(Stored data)
Start of Block

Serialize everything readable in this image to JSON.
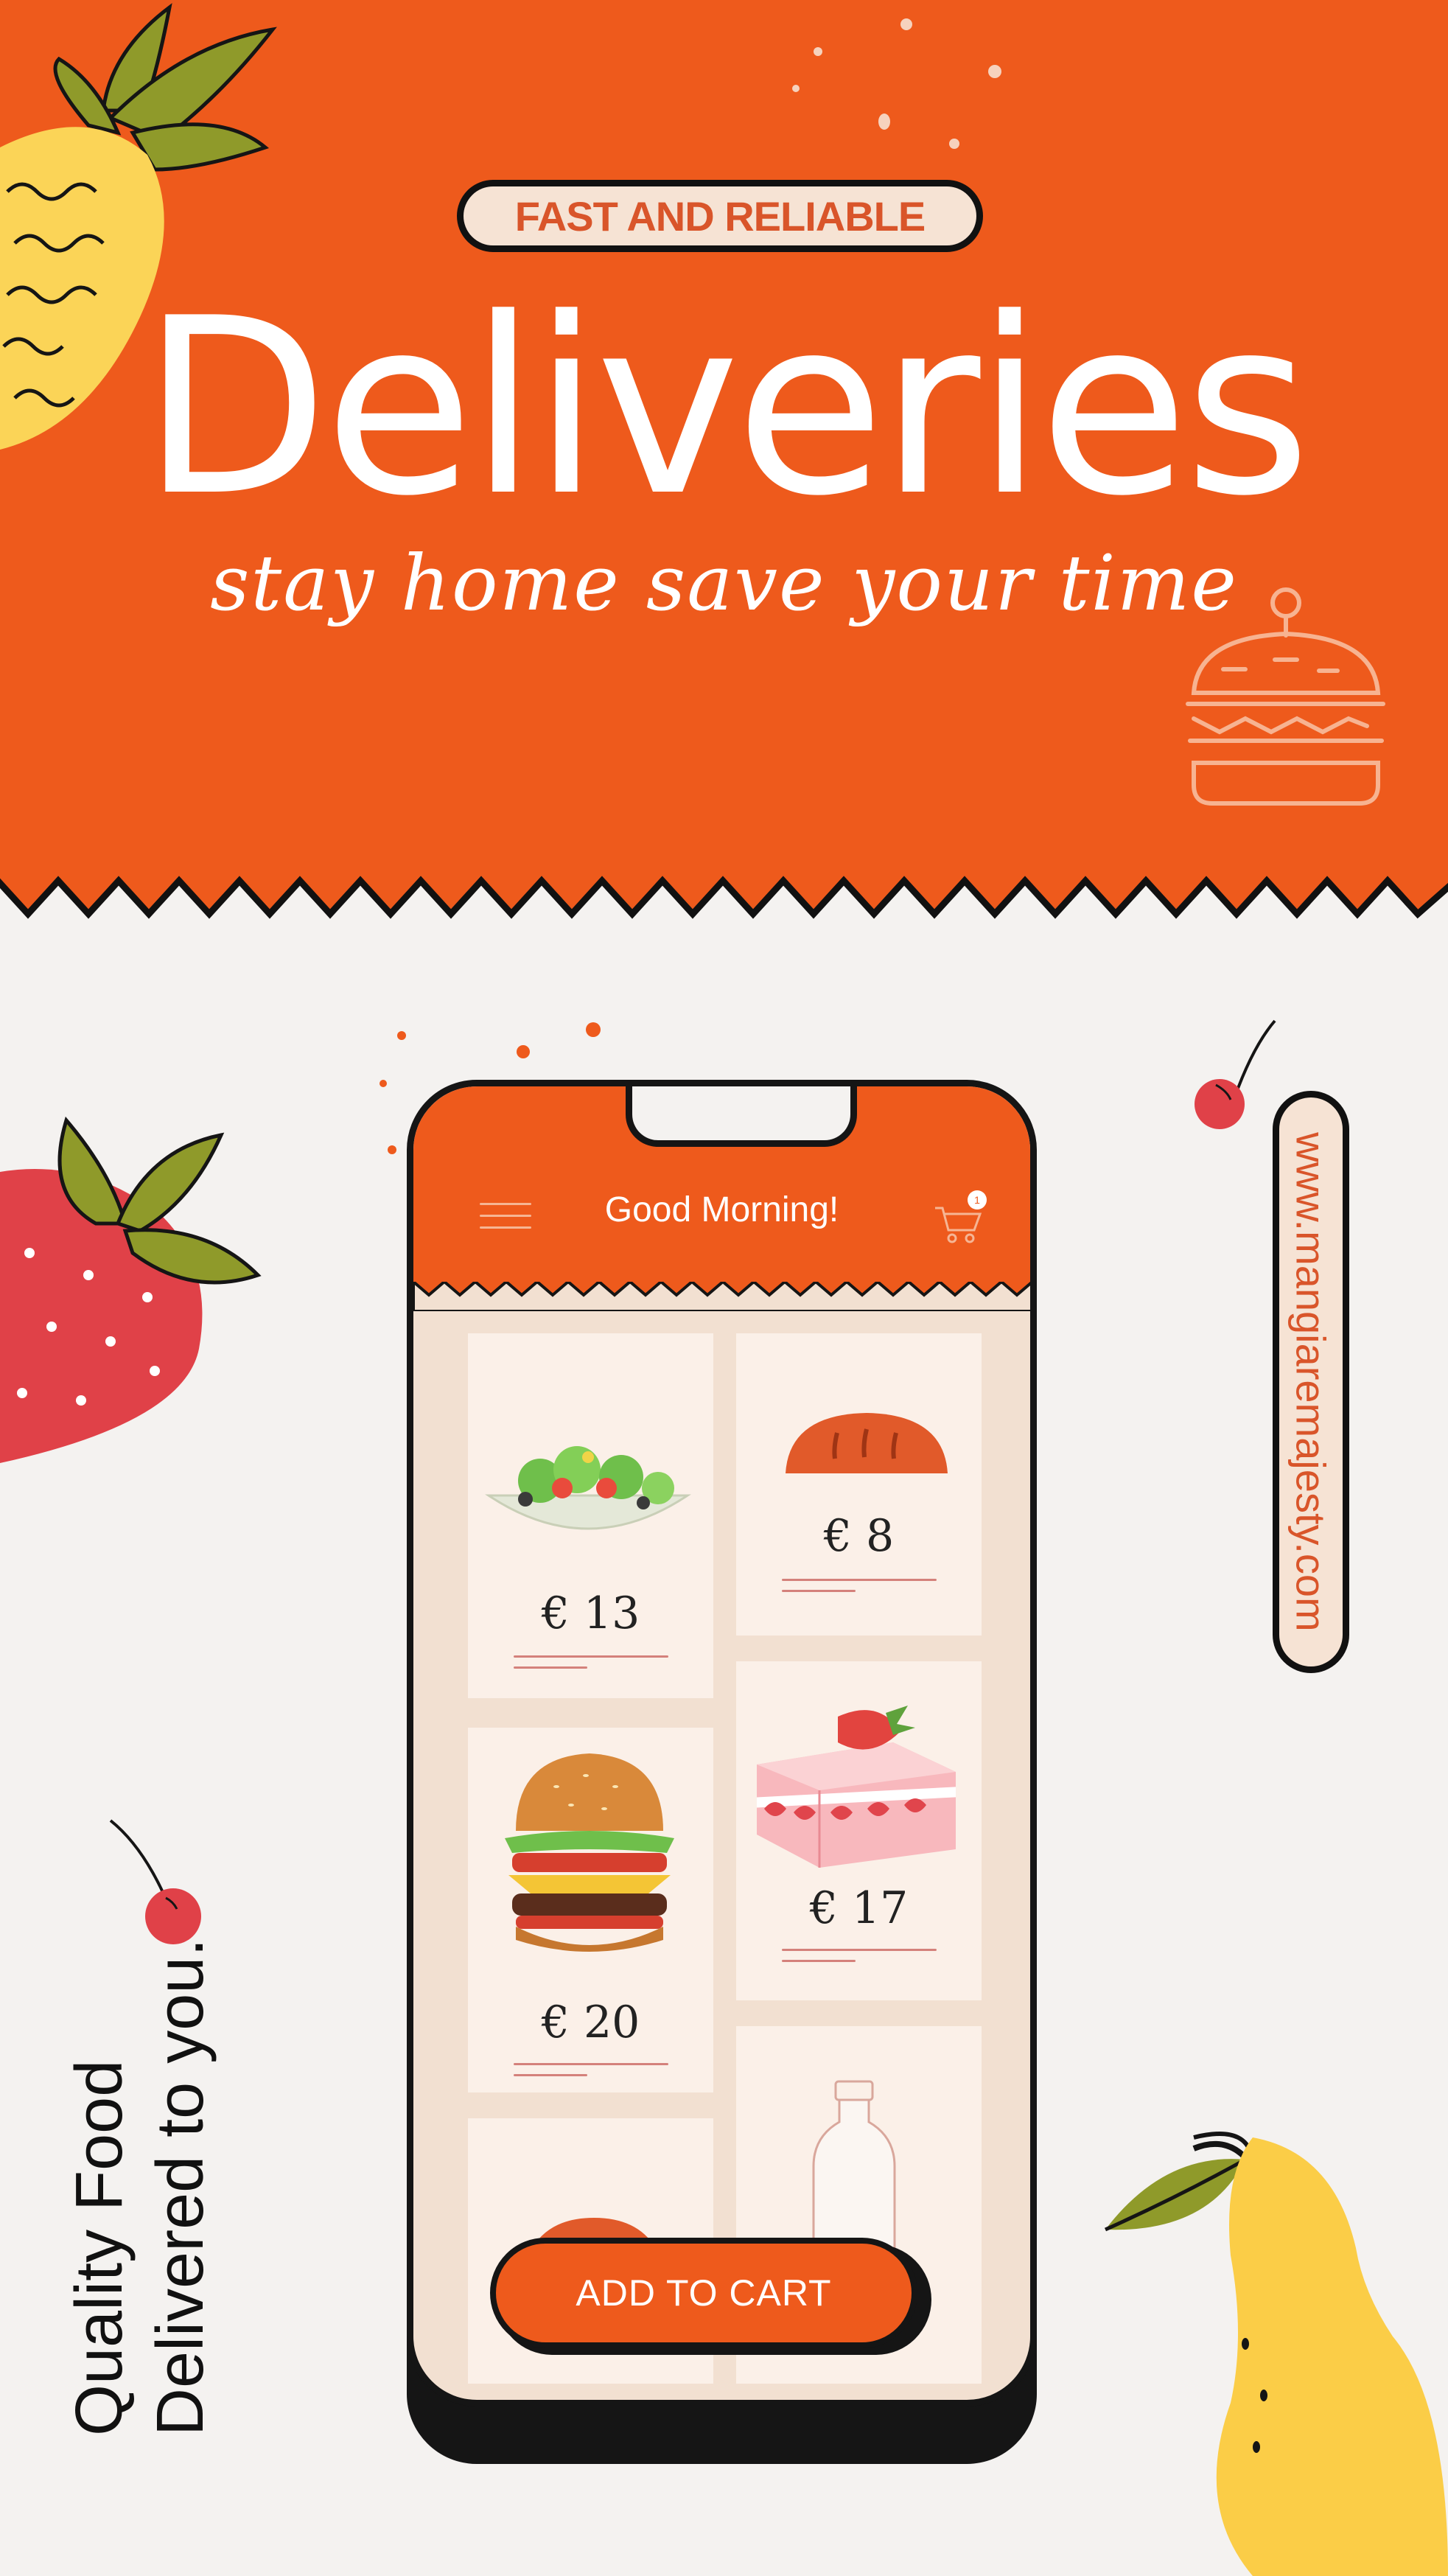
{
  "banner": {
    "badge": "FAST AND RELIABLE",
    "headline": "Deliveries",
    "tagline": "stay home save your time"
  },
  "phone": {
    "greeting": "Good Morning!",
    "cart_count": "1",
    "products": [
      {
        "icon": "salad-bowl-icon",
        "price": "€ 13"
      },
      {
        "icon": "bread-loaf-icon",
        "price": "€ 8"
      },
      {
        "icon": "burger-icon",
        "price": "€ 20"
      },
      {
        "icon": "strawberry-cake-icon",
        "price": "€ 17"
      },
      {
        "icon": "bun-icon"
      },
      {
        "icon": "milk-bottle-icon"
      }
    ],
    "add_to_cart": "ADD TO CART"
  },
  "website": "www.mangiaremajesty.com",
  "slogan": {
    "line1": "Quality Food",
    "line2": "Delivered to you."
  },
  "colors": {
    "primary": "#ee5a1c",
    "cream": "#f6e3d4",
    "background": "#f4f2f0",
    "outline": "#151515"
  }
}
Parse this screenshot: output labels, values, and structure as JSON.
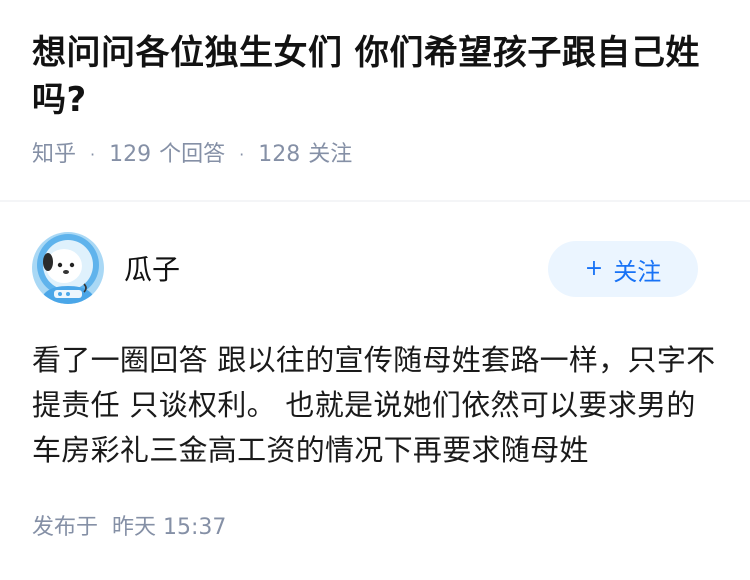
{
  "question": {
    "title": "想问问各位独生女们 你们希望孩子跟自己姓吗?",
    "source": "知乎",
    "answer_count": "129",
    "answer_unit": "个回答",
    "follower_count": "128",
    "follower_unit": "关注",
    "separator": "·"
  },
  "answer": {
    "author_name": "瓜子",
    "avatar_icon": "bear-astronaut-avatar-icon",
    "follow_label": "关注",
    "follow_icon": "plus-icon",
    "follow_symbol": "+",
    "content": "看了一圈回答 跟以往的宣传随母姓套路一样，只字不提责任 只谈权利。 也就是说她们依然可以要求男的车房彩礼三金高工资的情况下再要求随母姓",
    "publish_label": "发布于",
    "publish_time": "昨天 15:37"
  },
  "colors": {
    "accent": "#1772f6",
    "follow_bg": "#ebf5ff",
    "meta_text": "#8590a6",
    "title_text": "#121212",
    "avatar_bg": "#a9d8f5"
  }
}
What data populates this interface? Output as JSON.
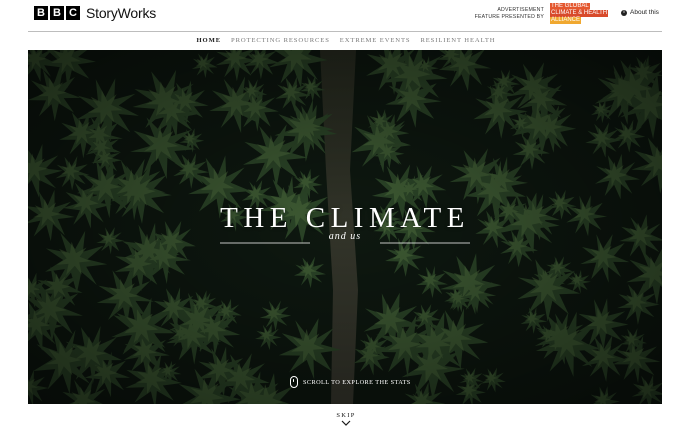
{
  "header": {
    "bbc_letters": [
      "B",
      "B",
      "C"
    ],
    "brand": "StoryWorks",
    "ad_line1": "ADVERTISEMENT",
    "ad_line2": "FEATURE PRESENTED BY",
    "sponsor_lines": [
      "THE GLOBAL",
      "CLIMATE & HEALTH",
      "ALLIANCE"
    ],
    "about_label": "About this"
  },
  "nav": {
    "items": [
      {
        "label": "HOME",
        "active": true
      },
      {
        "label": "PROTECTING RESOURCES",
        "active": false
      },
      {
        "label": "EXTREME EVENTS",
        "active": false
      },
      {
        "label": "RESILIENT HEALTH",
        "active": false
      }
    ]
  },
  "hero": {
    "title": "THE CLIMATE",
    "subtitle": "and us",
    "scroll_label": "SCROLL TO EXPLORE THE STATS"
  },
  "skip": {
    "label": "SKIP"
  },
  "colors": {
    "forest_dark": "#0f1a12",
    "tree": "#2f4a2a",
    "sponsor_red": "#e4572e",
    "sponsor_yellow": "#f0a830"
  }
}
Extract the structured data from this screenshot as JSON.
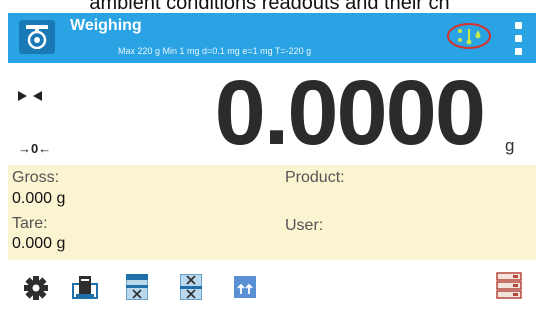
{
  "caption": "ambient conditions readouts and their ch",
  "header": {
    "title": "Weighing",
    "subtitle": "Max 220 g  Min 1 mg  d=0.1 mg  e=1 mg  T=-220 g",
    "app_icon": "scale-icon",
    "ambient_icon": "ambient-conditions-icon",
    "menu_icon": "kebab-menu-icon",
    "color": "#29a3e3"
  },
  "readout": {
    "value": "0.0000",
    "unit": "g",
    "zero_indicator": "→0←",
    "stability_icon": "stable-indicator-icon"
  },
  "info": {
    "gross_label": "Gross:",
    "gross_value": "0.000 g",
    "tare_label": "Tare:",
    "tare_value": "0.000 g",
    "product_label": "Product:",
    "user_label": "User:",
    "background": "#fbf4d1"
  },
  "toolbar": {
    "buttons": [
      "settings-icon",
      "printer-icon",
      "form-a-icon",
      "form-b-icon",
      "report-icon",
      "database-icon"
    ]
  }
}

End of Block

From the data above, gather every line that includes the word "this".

Serialize everything readable in this image to JSON.
Parse this screenshot: output labels, values, and structure as JSON.
What data populates this interface? Output as JSON.
    "about_label": "About this"
Extract the structured data from this screenshot as JSON.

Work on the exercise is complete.